From the entries that follow, extract each line holding the string "this".

(Data records for software interfaces)

BEGIN

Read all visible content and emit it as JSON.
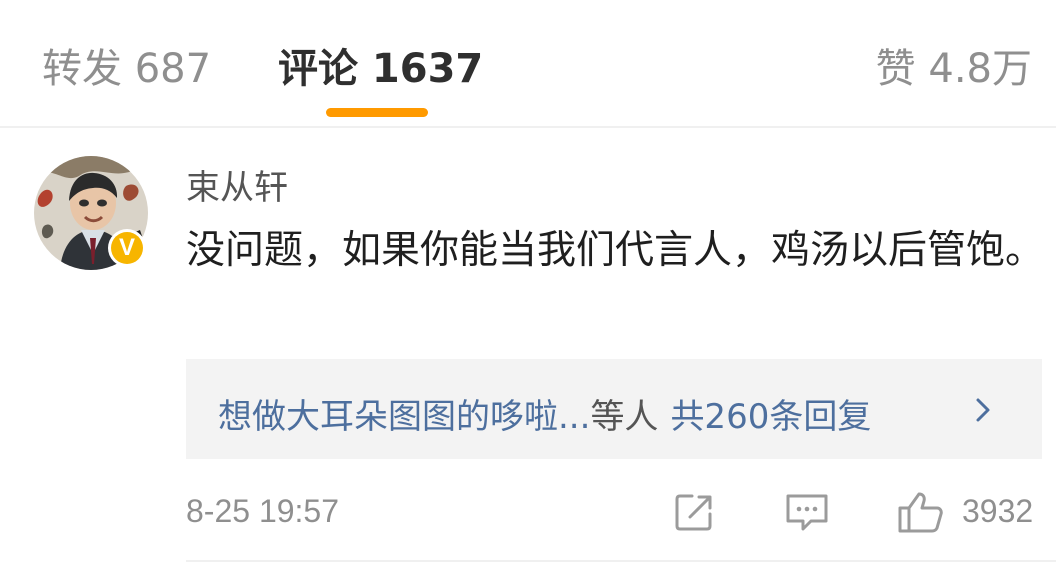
{
  "tabs": {
    "repost": "转发 687",
    "comments": "评论 1637",
    "likes": "赞 4.8万"
  },
  "accent_color": "#ff9a00",
  "comment": {
    "username": "束从轩",
    "verified_badge": "V",
    "text": "没问题，如果你能当我们代言人，鸡汤以后管饱。",
    "replies": {
      "users": "想做大耳朵图图的哆啦...",
      "suffix": "等人",
      "count": "共260条回复"
    },
    "timestamp": "8-25 19:57",
    "like_count": "3932"
  },
  "icons": {
    "share": "share-icon",
    "comment": "comment-icon",
    "like": "like-icon",
    "chevron": "chevron-right-icon",
    "verified": "verified-badge-icon"
  }
}
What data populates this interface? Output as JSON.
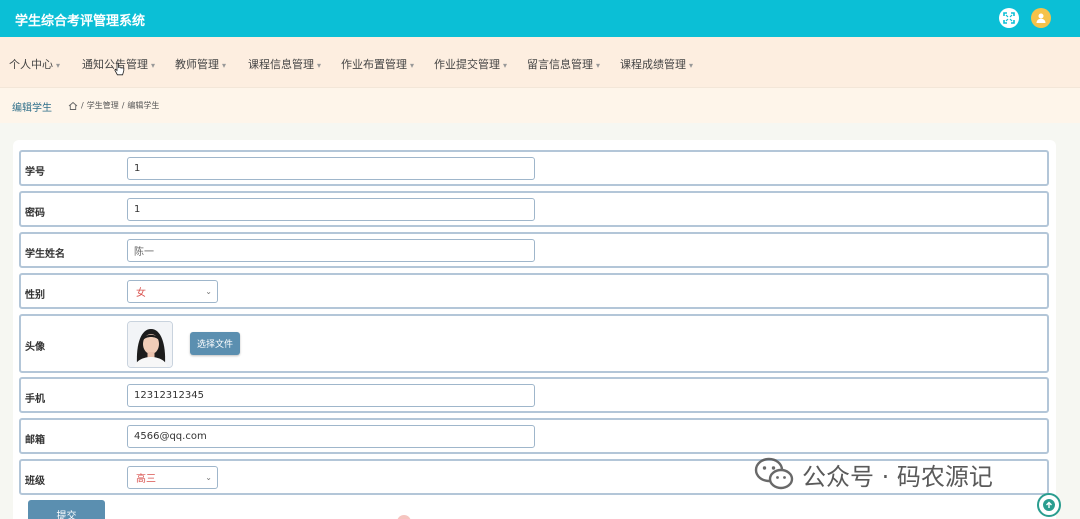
{
  "app": {
    "title": "学生综合考评管理系统"
  },
  "nav": {
    "items": [
      {
        "label": "个人中心"
      },
      {
        "label": "通知公告管理"
      },
      {
        "label": "教师管理"
      },
      {
        "label": "课程信息管理"
      },
      {
        "label": "作业布置管理"
      },
      {
        "label": "作业提交管理"
      },
      {
        "label": "留言信息管理"
      },
      {
        "label": "课程成绩管理"
      }
    ]
  },
  "breadcrumb": {
    "title": "编辑学生",
    "sep": "/",
    "path1": "学生管理",
    "path2": "编辑学生"
  },
  "form": {
    "student_no_label": "学号",
    "student_no_value": "1",
    "password_label": "密码",
    "password_value": "1",
    "name_label": "学生姓名",
    "name_value": "陈一",
    "gender_label": "性别",
    "gender_value": "女",
    "avatar_label": "头像",
    "file_button": "选择文件",
    "phone_label": "手机",
    "phone_value": "12312312345",
    "email_label": "邮箱",
    "email_value": "4566@qq.com",
    "class_label": "班级",
    "class_value": "高三",
    "submit_label": "提交"
  },
  "watermark": {
    "text": "公众号 · 码农源记"
  },
  "icons": {
    "fullscreen": "fullscreen-icon",
    "avatar": "user-avatar-icon",
    "home": "home-icon",
    "caret": "caret-down-icon",
    "scroll_top": "arrow-up-icon",
    "wechat": "wechat-icon"
  },
  "colors": {
    "topbar": "#0bbfd6",
    "navbar": "#fdeee0",
    "button": "#5b8fb0",
    "select_text": "#d9534f"
  }
}
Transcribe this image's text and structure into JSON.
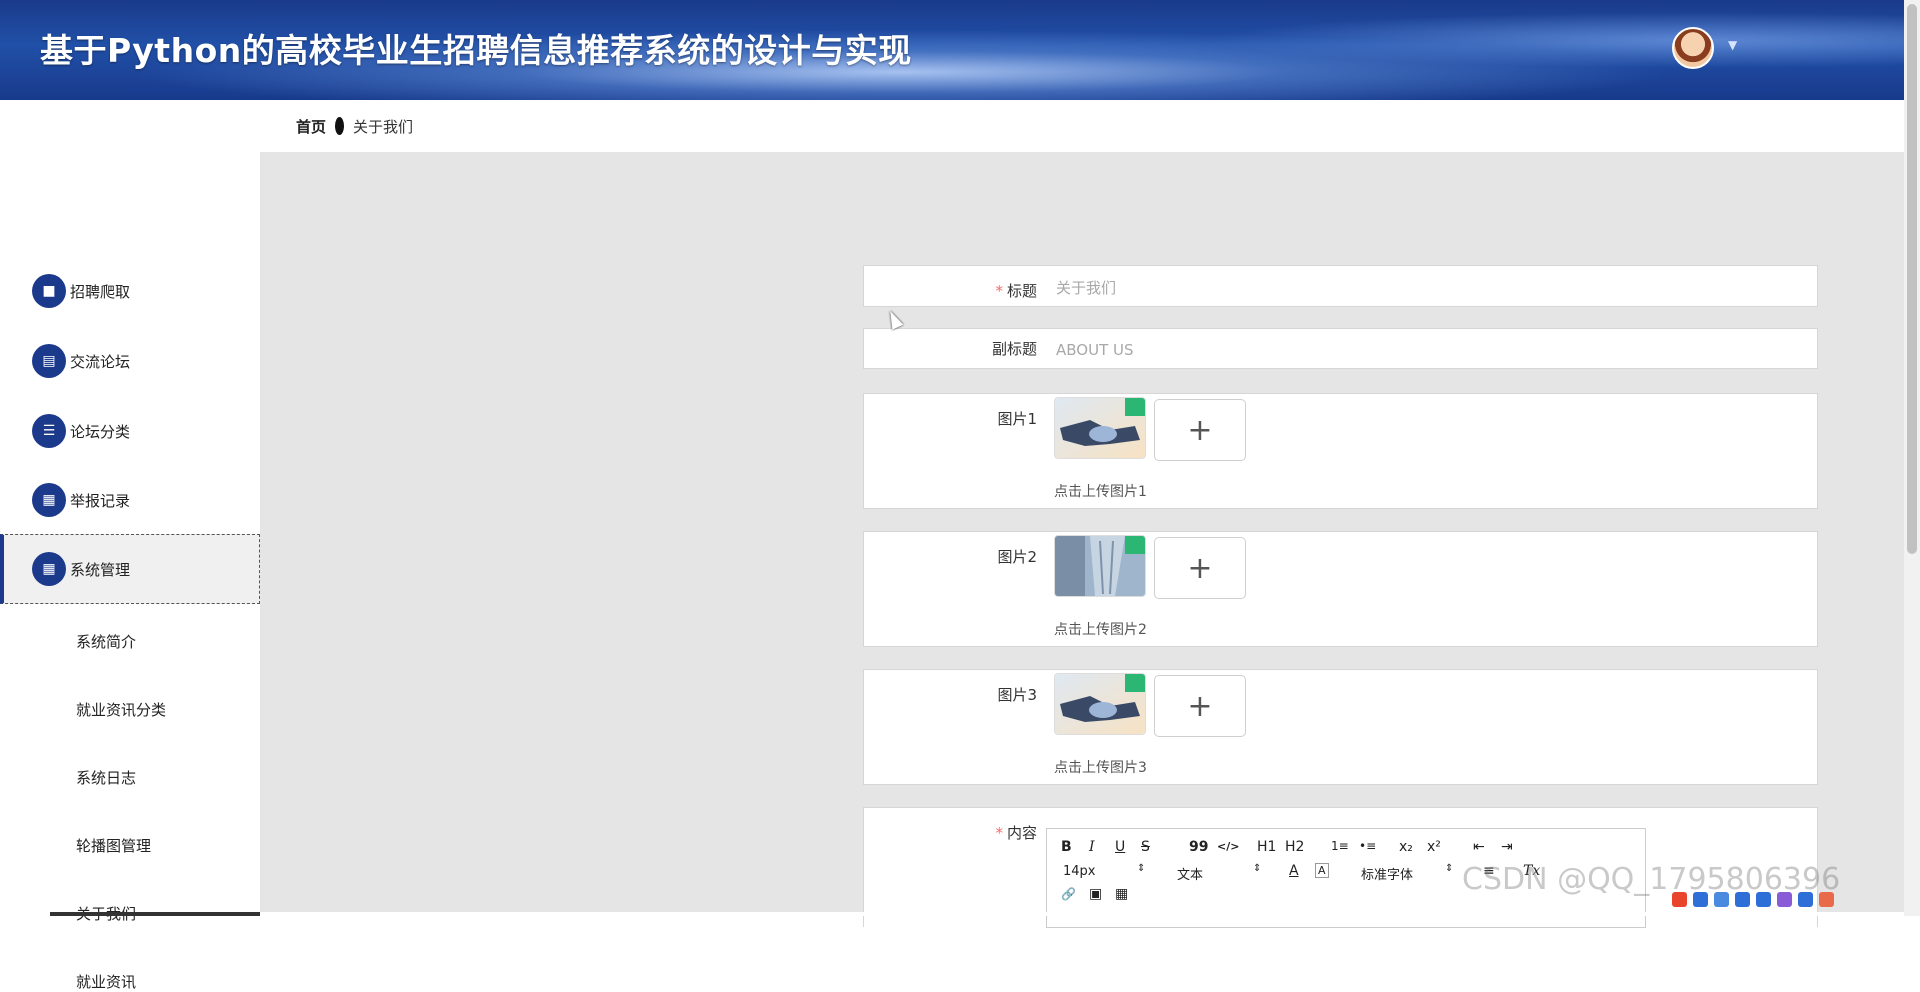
{
  "header": {
    "title": "基于Python的高校毕业生招聘信息推荐系统的设计与实现"
  },
  "breadcrumb": {
    "home": "首页",
    "current": "关于我们"
  },
  "sidebar": {
    "items": [
      {
        "label": "招聘爬取",
        "icon": "briefcase-icon"
      },
      {
        "label": "交流论坛",
        "icon": "clipboard-icon"
      },
      {
        "label": "论坛分类",
        "icon": "list-icon"
      },
      {
        "label": "举报记录",
        "icon": "grid-icon"
      },
      {
        "label": "系统管理",
        "icon": "grid-icon",
        "active": true
      }
    ],
    "sub_items": [
      "系统简介",
      "就业资讯分类",
      "系统日志",
      "轮播图管理",
      "关于我们",
      "就业资讯"
    ]
  },
  "form": {
    "title_label": "标题",
    "title_value": "关于我们",
    "subtitle_label": "副标题",
    "subtitle_value": "ABOUT US",
    "pic1_label": "图片1",
    "pic1_tip": "点击上传图片1",
    "pic2_label": "图片2",
    "pic2_tip": "点击上传图片2",
    "pic3_label": "图片3",
    "pic3_tip": "点击上传图片3",
    "content_label": "内容",
    "upload_plus": "+"
  },
  "editor": {
    "bold": "B",
    "italic": "I",
    "underline": "U",
    "strike": "S",
    "quote": "99",
    "code": "</>",
    "h1": "H1",
    "h2": "H2",
    "ol": "1≡",
    "ul": "•≡",
    "sub": "x₂",
    "sup": "x²",
    "outdent": "⇤",
    "indent": "⇥",
    "size": "14px",
    "format": "文本",
    "font_color": "A",
    "bg_color": "A",
    "font": "标准字体",
    "align": "≡",
    "clear": "Tx",
    "link": "🔗",
    "image": "▣",
    "video": "▦"
  },
  "watermark": "CSDN @QQ_1795806396",
  "colors": {
    "primary": "#1c3a8c",
    "required": "#f56c6c"
  }
}
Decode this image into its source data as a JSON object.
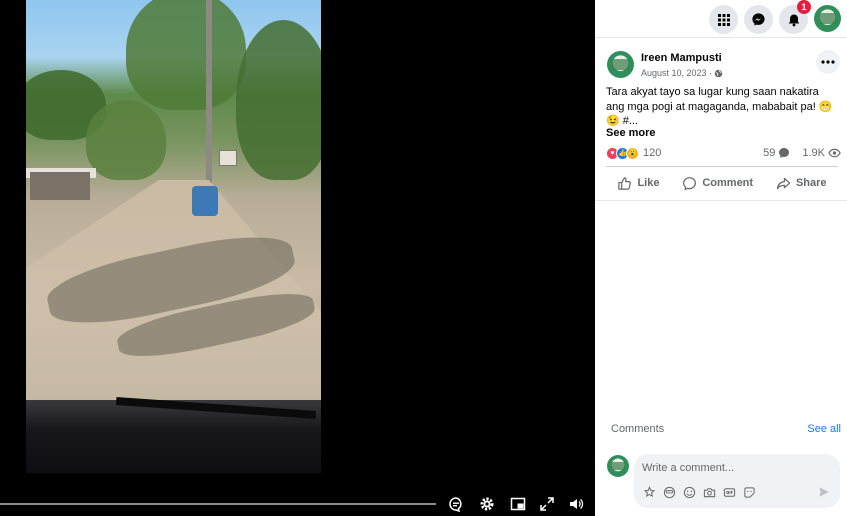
{
  "topbar": {
    "apps_icon": "grid-icon",
    "messenger_icon": "messenger-icon",
    "notifications_icon": "bell-icon",
    "notification_count": "1",
    "profile_avatar": "avatar"
  },
  "post": {
    "author": "Ireen Mampusti",
    "date": "August 10, 2023 ·",
    "privacy_icon": "globe-icon",
    "text": "Tara akyat tayo sa lugar kung saan nakatira ang mga pogi at magaganda, mababait pa! 😁😉 #...",
    "see_more": "See more",
    "reaction_count": "120",
    "comment_count": "59",
    "view_count": "1.9K"
  },
  "actions": {
    "like": "Like",
    "comment": "Comment",
    "share": "Share"
  },
  "comments": {
    "label": "Comments",
    "see_all": "See all",
    "placeholder": "Write a comment..."
  },
  "video_controls": {
    "icons": [
      "captions-icon",
      "settings-icon",
      "pip-icon",
      "fullscreen-icon",
      "volume-icon"
    ]
  },
  "colors": {
    "accent": "#1877f2",
    "notification_badge": "#e41e3f"
  }
}
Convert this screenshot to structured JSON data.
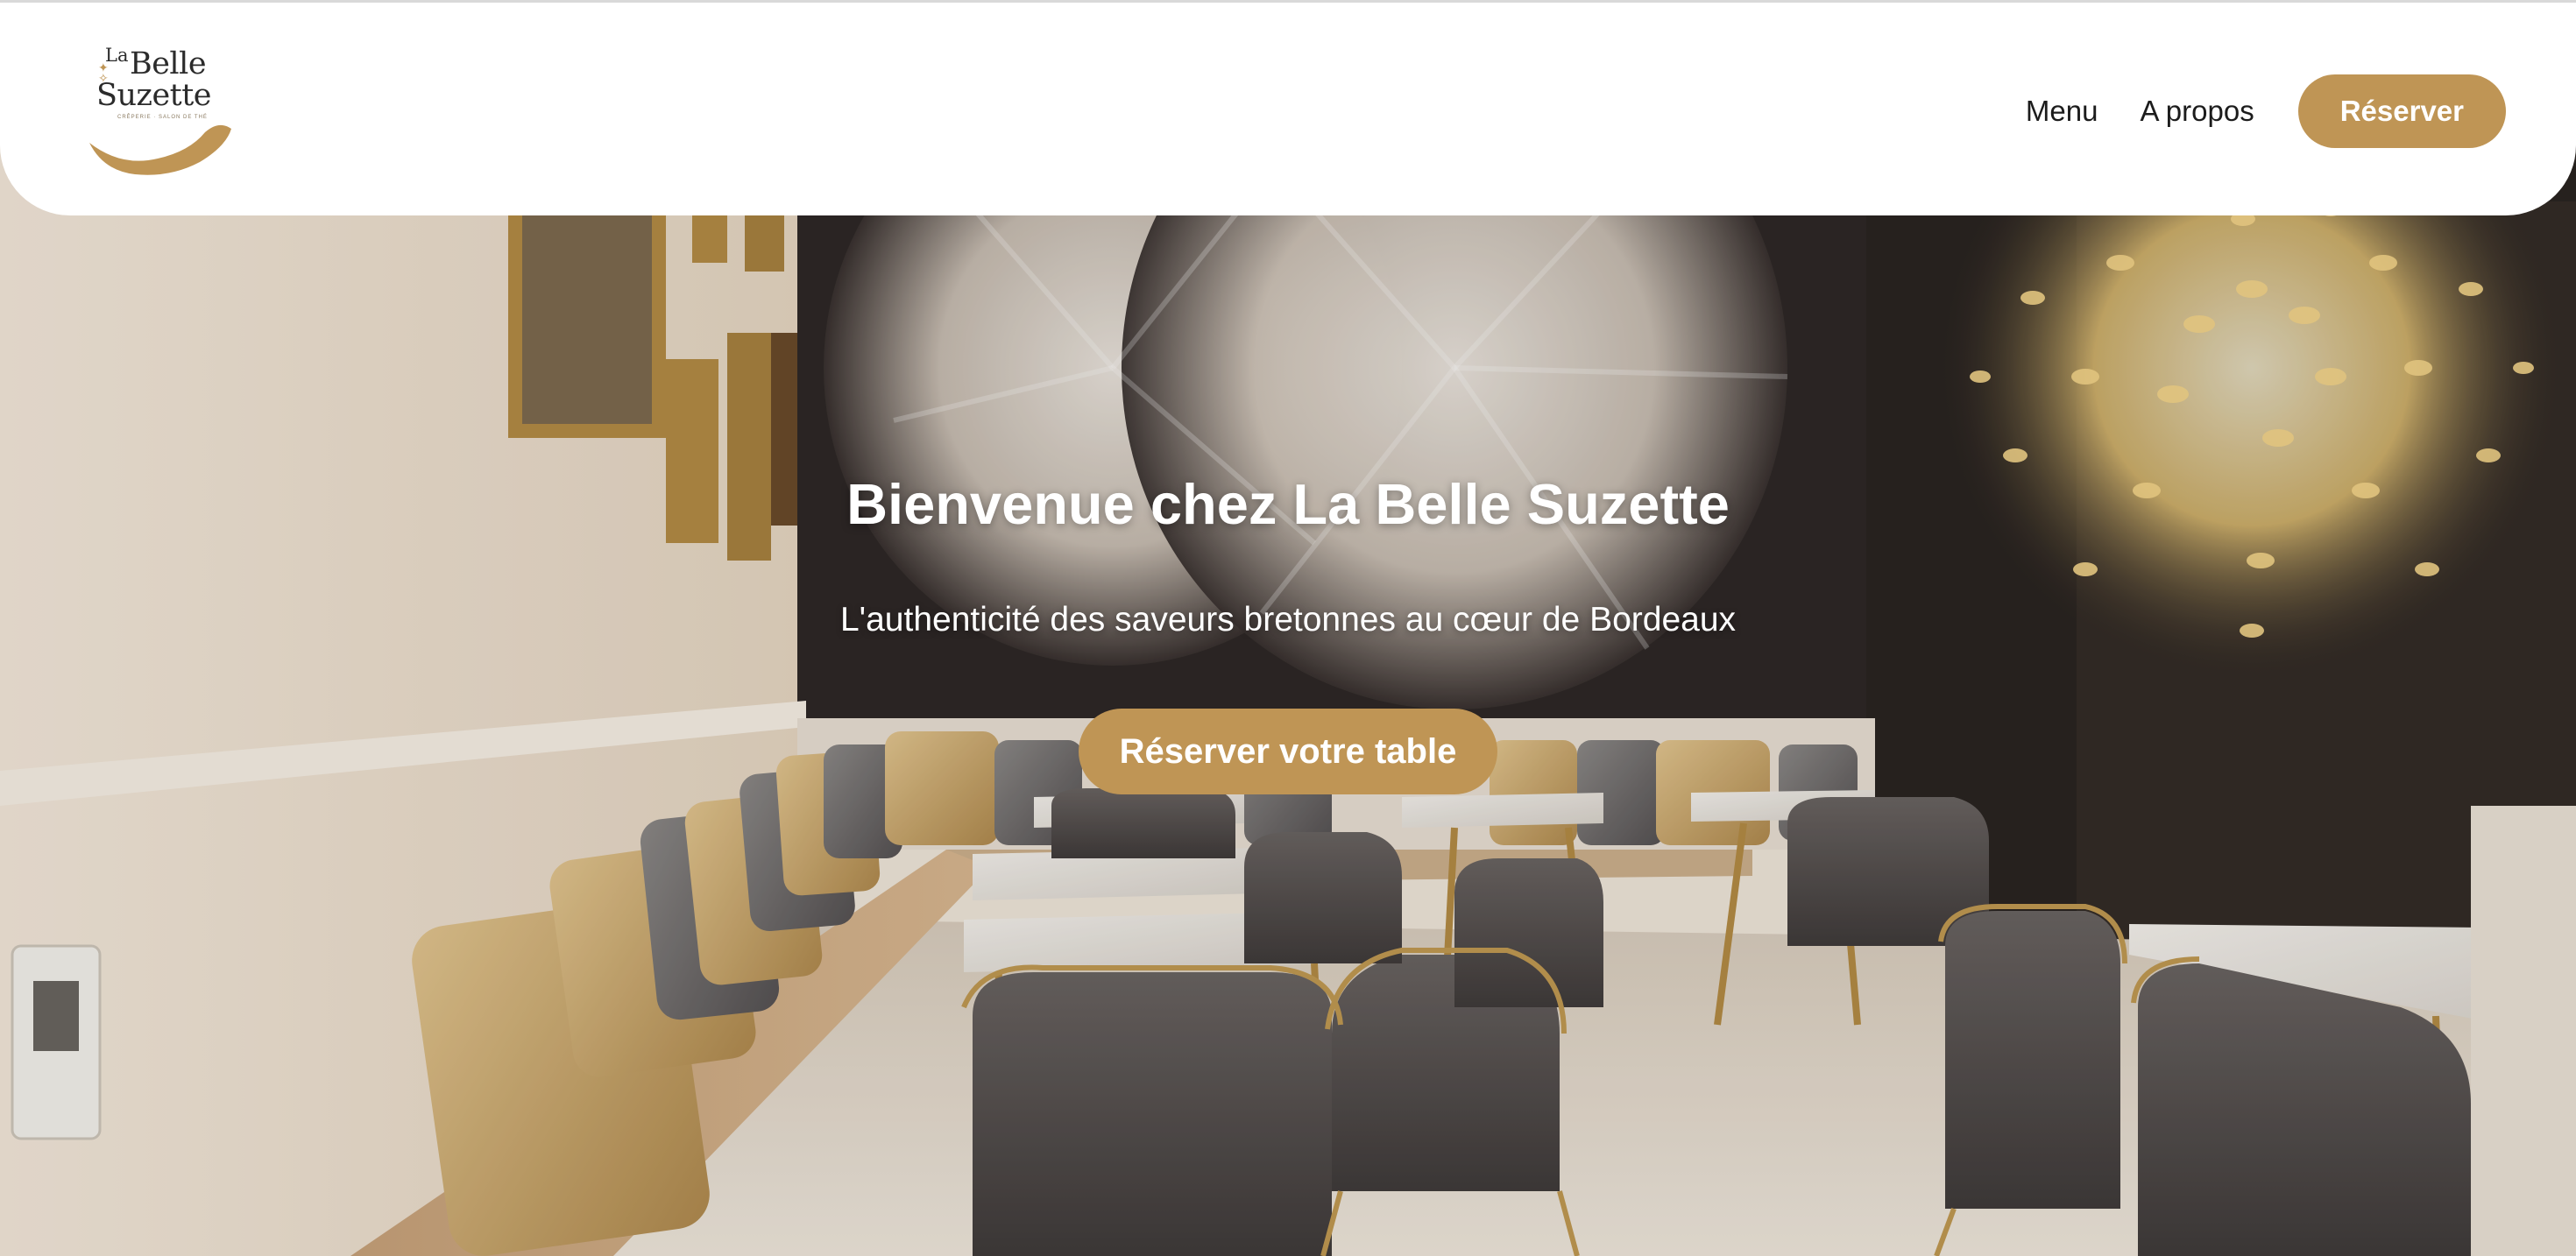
{
  "brand": {
    "logo_la": "La",
    "logo_belle": "Belle",
    "logo_suzette": "Suzette",
    "logo_tagline": "CRÊPERIE · SALON DE THÉ",
    "accent_color": "#bf9555"
  },
  "nav": {
    "items": [
      {
        "label": "Menu"
      },
      {
        "label": "A propos"
      }
    ],
    "cta_label": "Réserver"
  },
  "hero": {
    "title": "Bienvenue chez La Belle Suzette",
    "subtitle": "L'authenticité des saveurs bretonnes au cœur de Bordeaux",
    "cta_label": "Réserver votre table",
    "background_image": "restaurant-interior-photo"
  }
}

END

■ Answer ■
What data populates this interface? Output as JSON.
Transcribe this image's text and structure into JSON.
Decode this image into its source data as a JSON object.
Convert this screenshot to structured JSON data.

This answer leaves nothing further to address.